───── Material provided

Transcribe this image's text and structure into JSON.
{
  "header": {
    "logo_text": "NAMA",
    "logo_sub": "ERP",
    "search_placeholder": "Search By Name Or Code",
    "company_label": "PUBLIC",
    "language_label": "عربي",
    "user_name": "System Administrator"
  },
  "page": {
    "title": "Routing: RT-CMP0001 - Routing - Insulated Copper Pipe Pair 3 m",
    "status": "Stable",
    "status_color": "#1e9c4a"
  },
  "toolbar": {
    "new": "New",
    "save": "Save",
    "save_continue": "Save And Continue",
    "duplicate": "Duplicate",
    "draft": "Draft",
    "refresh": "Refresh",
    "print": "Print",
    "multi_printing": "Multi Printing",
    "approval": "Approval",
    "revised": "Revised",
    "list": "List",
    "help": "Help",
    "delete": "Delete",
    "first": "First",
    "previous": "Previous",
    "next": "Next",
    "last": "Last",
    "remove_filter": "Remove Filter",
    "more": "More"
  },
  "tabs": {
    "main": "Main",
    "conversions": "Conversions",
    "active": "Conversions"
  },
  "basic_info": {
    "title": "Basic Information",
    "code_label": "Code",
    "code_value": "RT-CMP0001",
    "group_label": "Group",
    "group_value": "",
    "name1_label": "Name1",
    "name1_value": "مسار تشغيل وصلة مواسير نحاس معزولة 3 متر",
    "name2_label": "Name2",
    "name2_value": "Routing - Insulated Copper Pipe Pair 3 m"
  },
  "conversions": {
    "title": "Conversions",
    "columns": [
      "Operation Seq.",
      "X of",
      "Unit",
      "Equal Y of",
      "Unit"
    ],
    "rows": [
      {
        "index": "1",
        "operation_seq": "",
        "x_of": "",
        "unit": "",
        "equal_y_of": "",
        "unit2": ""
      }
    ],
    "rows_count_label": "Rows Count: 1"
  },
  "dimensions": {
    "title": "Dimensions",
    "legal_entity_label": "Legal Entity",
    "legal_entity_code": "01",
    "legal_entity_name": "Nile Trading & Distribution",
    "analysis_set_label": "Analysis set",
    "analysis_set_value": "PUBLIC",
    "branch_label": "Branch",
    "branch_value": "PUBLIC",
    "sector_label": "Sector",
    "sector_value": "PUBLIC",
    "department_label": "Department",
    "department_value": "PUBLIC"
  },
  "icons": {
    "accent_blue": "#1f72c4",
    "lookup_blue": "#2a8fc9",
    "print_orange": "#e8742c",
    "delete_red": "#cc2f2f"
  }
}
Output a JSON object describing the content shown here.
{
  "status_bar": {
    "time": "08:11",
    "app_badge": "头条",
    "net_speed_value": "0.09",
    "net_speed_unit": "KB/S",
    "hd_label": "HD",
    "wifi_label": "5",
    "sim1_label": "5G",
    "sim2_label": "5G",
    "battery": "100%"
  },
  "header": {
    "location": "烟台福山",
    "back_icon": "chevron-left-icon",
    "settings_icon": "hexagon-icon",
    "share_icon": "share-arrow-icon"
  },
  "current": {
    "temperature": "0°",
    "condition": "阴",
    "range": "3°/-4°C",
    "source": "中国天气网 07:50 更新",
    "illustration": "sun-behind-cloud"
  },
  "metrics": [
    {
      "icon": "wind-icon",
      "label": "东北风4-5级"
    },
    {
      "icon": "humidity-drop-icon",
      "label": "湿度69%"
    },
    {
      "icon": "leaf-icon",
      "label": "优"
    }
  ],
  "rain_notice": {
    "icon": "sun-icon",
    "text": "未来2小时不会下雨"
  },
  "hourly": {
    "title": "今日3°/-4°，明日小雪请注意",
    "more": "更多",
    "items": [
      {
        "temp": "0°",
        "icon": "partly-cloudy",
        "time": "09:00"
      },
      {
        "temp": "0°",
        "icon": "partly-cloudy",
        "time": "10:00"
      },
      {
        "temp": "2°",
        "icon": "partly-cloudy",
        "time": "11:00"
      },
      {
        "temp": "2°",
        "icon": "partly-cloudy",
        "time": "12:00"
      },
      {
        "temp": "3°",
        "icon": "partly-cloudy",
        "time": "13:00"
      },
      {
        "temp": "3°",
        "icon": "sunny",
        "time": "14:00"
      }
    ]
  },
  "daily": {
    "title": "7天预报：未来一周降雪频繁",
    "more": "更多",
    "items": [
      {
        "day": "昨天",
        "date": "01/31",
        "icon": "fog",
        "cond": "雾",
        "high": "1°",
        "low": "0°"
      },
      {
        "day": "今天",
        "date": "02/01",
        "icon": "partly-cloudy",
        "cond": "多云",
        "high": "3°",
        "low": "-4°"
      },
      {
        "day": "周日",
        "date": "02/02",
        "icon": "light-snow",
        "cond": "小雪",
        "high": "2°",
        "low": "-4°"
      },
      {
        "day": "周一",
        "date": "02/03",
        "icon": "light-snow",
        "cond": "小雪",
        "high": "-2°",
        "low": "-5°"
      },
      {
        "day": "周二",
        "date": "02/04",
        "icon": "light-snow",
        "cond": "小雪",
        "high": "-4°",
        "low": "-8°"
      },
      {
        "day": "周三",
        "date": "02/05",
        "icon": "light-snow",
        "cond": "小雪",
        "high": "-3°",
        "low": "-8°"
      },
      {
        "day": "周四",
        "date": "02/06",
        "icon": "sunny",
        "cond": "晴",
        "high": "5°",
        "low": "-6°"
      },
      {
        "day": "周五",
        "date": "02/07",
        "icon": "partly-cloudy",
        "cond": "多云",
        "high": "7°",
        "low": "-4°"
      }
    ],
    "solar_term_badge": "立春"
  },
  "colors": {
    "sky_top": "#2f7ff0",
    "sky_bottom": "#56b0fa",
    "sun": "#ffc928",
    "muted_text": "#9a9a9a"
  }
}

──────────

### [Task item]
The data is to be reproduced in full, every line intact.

### [Reply]
Transcribe this image's text and structure into JSON.
{
  "header": {
    "logo_text": "NAMA",
    "logo_sub": "ERP",
    "search_placeholder": "Search By Name Or Code",
    "company_label": "PUBLIC",
    "language_label": "عربي",
    "user_name": "System Administrator"
  },
  "page": {
    "title": "Routing: RT-CMP0001 - Routing - Insulated Copper Pipe Pair 3 m",
    "status": "Stable",
    "status_color": "#1e9c4a"
  },
  "toolbar": {
    "new": "New",
    "save": "Save",
    "save_continue": "Save And Continue",
    "duplicate": "Duplicate",
    "draft": "Draft",
    "refresh": "Refresh",
    "print": "Print",
    "multi_printing": "Multi Printing",
    "approval": "Approval",
    "revised": "Revised",
    "list": "List",
    "help": "Help",
    "delete": "Delete",
    "first": "First",
    "previous": "Previous",
    "next": "Next",
    "last": "Last",
    "remove_filter": "Remove Filter",
    "more": "More"
  },
  "tabs": {
    "main": "Main",
    "conversions": "Conversions",
    "active": "Conversions"
  },
  "basic_info": {
    "title": "Basic Information",
    "code_label": "Code",
    "code_value": "RT-CMP0001",
    "group_label": "Group",
    "group_value": "",
    "name1_label": "Name1",
    "name1_value": "مسار تشغيل وصلة مواسير نحاس معزولة 3 متر",
    "name2_label": "Name2",
    "name2_value": "Routing - Insulated Copper Pipe Pair 3 m"
  },
  "conversions": {
    "title": "Conversions",
    "columns": [
      "Operation Seq.",
      "X of",
      "Unit",
      "Equal Y of",
      "Unit"
    ],
    "rows": [
      {
        "index": "1",
        "operation_seq": "",
        "x_of": "",
        "unit": "",
        "equal_y_of": "",
        "unit2": ""
      }
    ],
    "rows_count_label": "Rows Count: 1"
  },
  "dimensions": {
    "title": "Dimensions",
    "legal_entity_label": "Legal Entity",
    "legal_entity_code": "01",
    "legal_entity_name": "Nile Trading & Distribution",
    "analysis_set_label": "Analysis set",
    "analysis_set_value": "PUBLIC",
    "branch_label": "Branch",
    "branch_value": "PUBLIC",
    "sector_label": "Sector",
    "sector_value": "PUBLIC",
    "department_label": "Department",
    "department_value": "PUBLIC"
  },
  "icons": {
    "accent_blue": "#1f72c4",
    "lookup_blue": "#2a8fc9",
    "print_orange": "#e8742c",
    "delete_red": "#cc2f2f"
  }
}
Output a JSON object describing the content shown here.
{
  "status_bar": {
    "time": "08:11",
    "app_badge": "头条",
    "net_speed_value": "0.09",
    "net_speed_unit": "KB/S",
    "hd_label": "HD",
    "wifi_label": "5",
    "sim1_label": "5G",
    "sim2_label": "5G",
    "battery": "100%"
  },
  "header": {
    "location": "烟台福山",
    "back_icon": "chevron-left-icon",
    "settings_icon": "hexagon-icon",
    "share_icon": "share-arrow-icon"
  },
  "current": {
    "temperature": "0°",
    "condition": "阴",
    "range": "3°/-4°C",
    "source": "中国天气网 07:50 更新",
    "illustration": "sun-behind-cloud"
  },
  "metrics": [
    {
      "icon": "wind-icon",
      "label": "东北风4-5级"
    },
    {
      "icon": "humidity-drop-icon",
      "label": "湿度69%"
    },
    {
      "icon": "leaf-icon",
      "label": "优"
    }
  ],
  "rain_notice": {
    "icon": "sun-icon",
    "text": "未来2小时不会下雨"
  },
  "hourly": {
    "title": "今日3°/-4°，明日小雪请注意",
    "more": "更多",
    "items": [
      {
        "temp": "0°",
        "icon": "partly-cloudy",
        "time": "09:00"
      },
      {
        "temp": "0°",
        "icon": "partly-cloudy",
        "time": "10:00"
      },
      {
        "temp": "2°",
        "icon": "partly-cloudy",
        "time": "11:00"
      },
      {
        "temp": "2°",
        "icon": "partly-cloudy",
        "time": "12:00"
      },
      {
        "temp": "3°",
        "icon": "partly-cloudy",
        "time": "13:00"
      },
      {
        "temp": "3°",
        "icon": "sunny",
        "time": "14:00"
      }
    ]
  },
  "daily": {
    "title": "7天预报：未来一周降雪频繁",
    "more": "更多",
    "items": [
      {
        "day": "昨天",
        "date": "01/31",
        "icon": "fog",
        "cond": "雾",
        "high": "1°",
        "low": "0°"
      },
      {
        "day": "今天",
        "date": "02/01",
        "icon": "partly-cloudy",
        "cond": "多云",
        "high": "3°",
        "low": "-4°"
      },
      {
        "day": "周日",
        "date": "02/02",
        "icon": "light-snow",
        "cond": "小雪",
        "high": "2°",
        "low": "-4°"
      },
      {
        "day": "周一",
        "date": "02/03",
        "icon": "light-snow",
        "cond": "小雪",
        "high": "-2°",
        "low": "-5°"
      },
      {
        "day": "周二",
        "date": "02/04",
        "icon": "light-snow",
        "cond": "小雪",
        "high": "-4°",
        "low": "-8°"
      },
      {
        "day": "周三",
        "date": "02/05",
        "icon": "light-snow",
        "cond": "小雪",
        "high": "-3°",
        "low": "-8°"
      },
      {
        "day": "周四",
        "date": "02/06",
        "icon": "sunny",
        "cond": "晴",
        "high": "5°",
        "low": "-6°"
      },
      {
        "day": "周五",
        "date": "02/07",
        "icon": "partly-cloudy",
        "cond": "多云",
        "high": "7°",
        "low": "-4°"
      }
    ],
    "solar_term_badge": "立春"
  },
  "colors": {
    "sky_top": "#2f7ff0",
    "sky_bottom": "#56b0fa",
    "sun": "#ffc928",
    "muted_text": "#9a9a9a"
  }
}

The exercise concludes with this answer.